The “no chin” meme has gained popularity online, often referring to individuals with a receding chin or weak chin. In this article, we will explore the causes behind a receding chin and discuss potential solutions to address this cosmetic concern. Whether you are looking for exercises or considering surgery, we will provide insights to help you make informed decisions.
What is a Receding Chin?
A receding chin, also known as retrogenia or a weak chin, occurs when the chin projects slightly backward towards the neck. This feature is determined by the position of the mandible, or lower jaw, and can be influenced by surrounding tissues.
Causes of Receding Chin
A receding chin is primarily determined by genetics. However, it can also be a natural part of the aging process, as bone and soft tissues around the jaw may diminish over time. Additionally, certain congenital conditions, such as Pierre Robin sequence and Treacher Collins syndrome, can result in a small jaw and retrogenia. It’s important to note that these conditions may affect breathing in infants but often improve as they grow.
Can Exercises Help?
While there are various exercises circulating online claiming to fix a receding chin, they are unlikely to provide significant results. These exercises typically involve stretching the neck and chin area, with the intention of strengthening chin muscles and tightening loose skin. However, the position of the chin is primarily determined by bone and soft tissue, not muscles. Therefore, exercises alone cannot effectively correct a receding chin.
To address a receding chin, surgical intervention is often required. Two common procedures are chin implants and sliding genioplasty, which involve reshaping the lower jaw bone.
Chin implants, also known as chin augmentation, are suitable for cases where retrogenia is primarily caused by a lack of soft tissue. During this outpatient procedure, a surgeon makes an incision along the crease of the chin, typically inside the mouth where it meets the gum line. An implant is then inserted, and the incision is closed.

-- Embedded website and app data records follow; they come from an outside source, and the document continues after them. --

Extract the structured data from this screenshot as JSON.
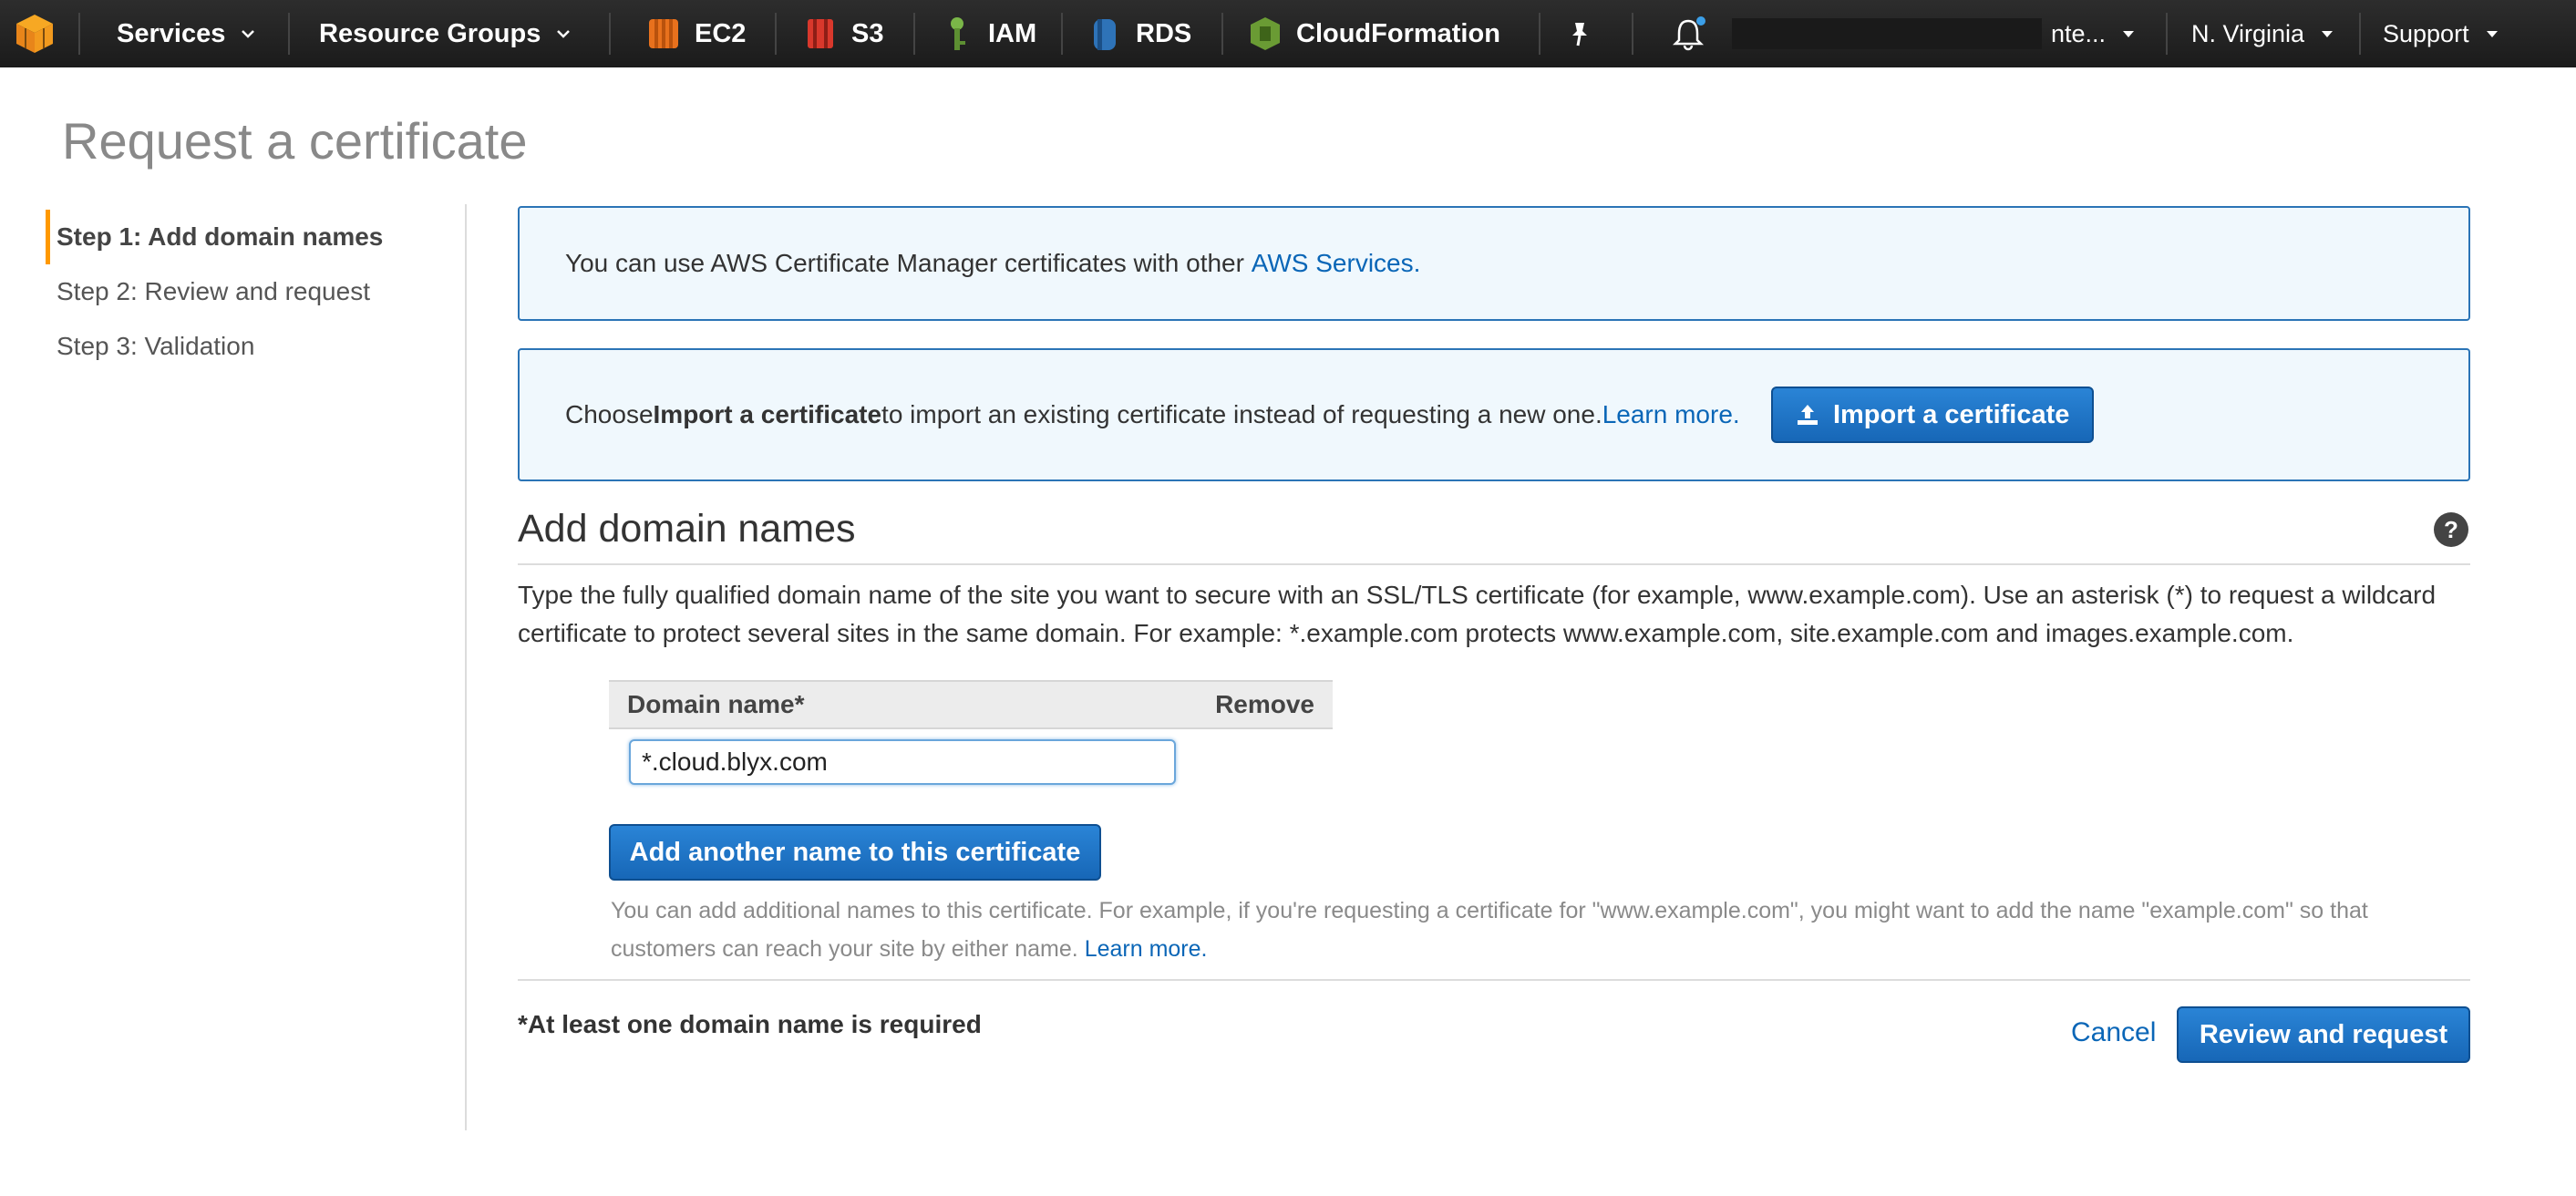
{
  "nav": {
    "services": "Services",
    "resource_groups": "Resource Groups",
    "ec2": "EC2",
    "s3": "S3",
    "iam": "IAM",
    "rds": "RDS",
    "cloudformation": "CloudFormation",
    "account": "nte...",
    "region": "N. Virginia",
    "support": "Support"
  },
  "page": {
    "title": "Request a certificate"
  },
  "steps": [
    {
      "label": "Step 1: Add domain names"
    },
    {
      "label": "Step 2: Review and request"
    },
    {
      "label": "Step 3: Validation"
    }
  ],
  "info1": {
    "text": "You can use AWS Certificate Manager certificates with other ",
    "link": "AWS Services."
  },
  "info2": {
    "text_before": "Choose ",
    "bold": "Import a certificate",
    "text_after": " to import an existing certificate instead of requesting a new one. ",
    "link": "Learn more.",
    "button": "Import a certificate"
  },
  "section": {
    "title": "Add domain names",
    "description": "Type the fully qualified domain name of the site you want to secure with an SSL/TLS certificate (for example, www.example.com). Use an asterisk (*) to request a wildcard certificate to protect several sites in the same domain. For example: *.example.com protects www.example.com, site.example.com and images.example.com."
  },
  "table": {
    "col_domain": "Domain name*",
    "col_remove": "Remove",
    "domain_value": "*.cloud.blyx.com"
  },
  "add_button": "Add another name to this certificate",
  "hint": {
    "text": "You can add additional names to this certificate. For example, if you're requesting a certificate for \"www.example.com\", you might want to add the name \"example.com\" so that customers can reach your site by either name. ",
    "link": "Learn more."
  },
  "footer": {
    "required": "*At least one domain name is required",
    "cancel": "Cancel",
    "review": "Review and request"
  },
  "colors": {
    "nav_bg": "#232f3e",
    "accent_orange": "#ff9900",
    "button_blue": "#1767b7",
    "link_blue": "#0a66b7",
    "info_bg": "#f0f8fd"
  }
}
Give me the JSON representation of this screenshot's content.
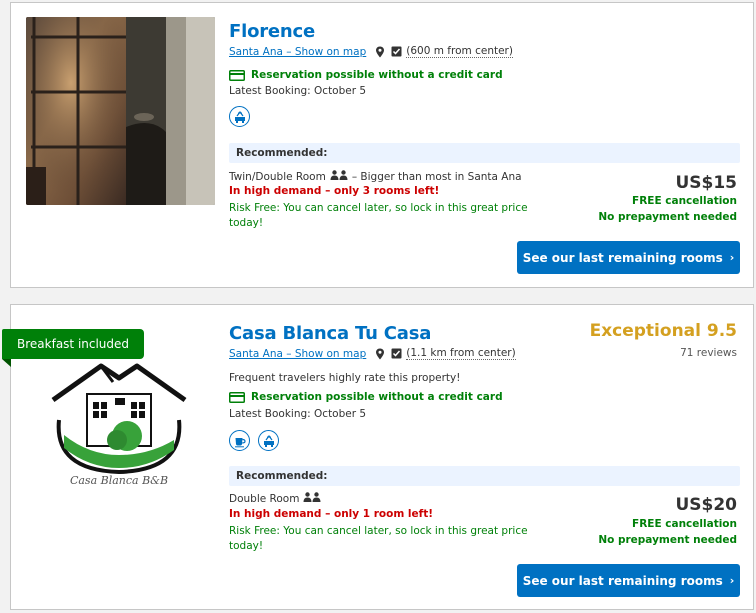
{
  "listings": [
    {
      "name": "Florence",
      "location": "Santa Ana – Show on map",
      "distance": "(600 m from center)",
      "no_credit_card": "Reservation possible without a credit card",
      "latest_booking": "Latest Booking: October 5",
      "facilities": [
        "shuttle-icon"
      ],
      "recommended_label": "Recommended:",
      "room_type": "Twin/Double Room",
      "room_note": "– Bigger than most in Santa Ana",
      "demand": "In high demand – only 3 rooms left!",
      "risk_free": "Risk Free: You can cancel later, so lock in this great price today!",
      "price": "US$15",
      "free_cancellation": "FREE cancellation",
      "no_prepayment": "No prepayment needed",
      "cta": "See our last remaining rooms"
    },
    {
      "name": "Casa Blanca Tu Casa",
      "ribbon": "Breakfast included",
      "score_label": "Exceptional 9.5",
      "reviews": "71 reviews",
      "location": "Santa Ana – Show on map",
      "distance": "(1.1 km from center)",
      "frequent": "Frequent travelers highly rate this property!",
      "no_credit_card": "Reservation possible without a credit card",
      "latest_booking": "Latest Booking: October 5",
      "facilities": [
        "coffee-cup-icon",
        "shuttle-icon"
      ],
      "recommended_label": "Recommended:",
      "room_type": "Double Room",
      "demand": "In high demand – only 1 room left!",
      "risk_free": "Risk Free: You can cancel later, so lock in this great price today!",
      "price": "US$20",
      "free_cancellation": "FREE cancellation",
      "no_prepayment": "No prepayment needed",
      "cta": "See our last remaining rooms",
      "logo_text": "Casa Blanca B&B"
    }
  ],
  "colors": {
    "link": "#0071c2",
    "green": "#008009",
    "alert": "#cc0000",
    "score": "#d4a020",
    "recommended_bg": "#ebf3ff"
  }
}
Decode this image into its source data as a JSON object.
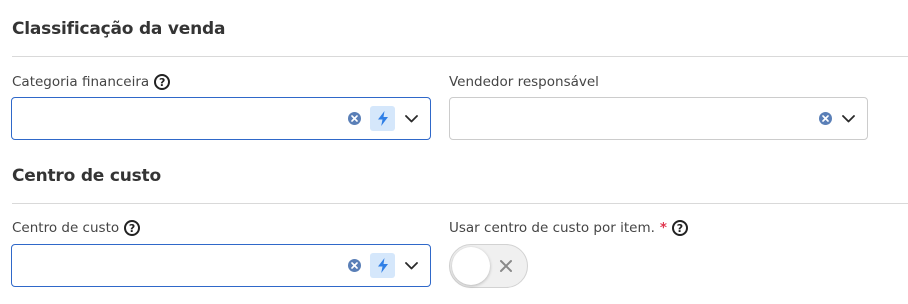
{
  "sections": {
    "sale_classification": {
      "title": "Classificação da venda",
      "financial_category": {
        "label": "Categoria financeira",
        "value": ""
      },
      "responsible_seller": {
        "label": "Vendedor responsável",
        "value": ""
      }
    },
    "cost_center": {
      "title": "Centro de custo",
      "cost_center_field": {
        "label": "Centro de custo",
        "value": ""
      },
      "use_per_item": {
        "label": "Usar centro de custo por item.",
        "required_mark": "*",
        "enabled": false
      }
    }
  },
  "icons": {
    "help": "question-circle",
    "clear": "x-circle",
    "quick_add": "lightning-bolt",
    "dropdown": "chevron-down",
    "toggle_off": "x"
  },
  "colors": {
    "focus_border": "#2f68c9",
    "bolt_background": "#d5e7fb",
    "bolt": "#2f7fe6",
    "required": "#e0374f"
  },
  "help_glyph": "?"
}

Chin augmentation can be performed under general or local anesthesia.
This type of surgery is ideal for mild to moderate cases of receding chin, where the chin appears smaller compared to other facial features. The procedure generally leaves minimal scarring. However, there are risks associated with nerve damage, infection, and potential allergic reactions to the implants.
Sliding genioplasty is a more suitable option for severe cases of receding chin caused by significant bone loss. The procedure involves making incisions on both sides of the chin to access the lower jaw bone. A small cut is made in the chin bone, allowing it to be moved forward. A small metal plate is used to secure the repositioned bone in place.
Sliding genioplasty requires general anesthesia and carries a higher risk of scarring and infection. It is crucial to monitor your recovery and inform your doctor of any fever, excessive bleeding, or unusual discharge near the incision.
While the “no chin” meme may provide humor online, dealing with a receding chin can be a personal concern. Understanding the causes behind a receding chin and the available solutions can help you make an informed decision about addressing this cosmetic issue. Whether you choose surgical intervention or embrace your unique features, remember that your self-confidence and overall well-being are most important. Always consult with a qualified medical professional to discuss the best options for your specific situation.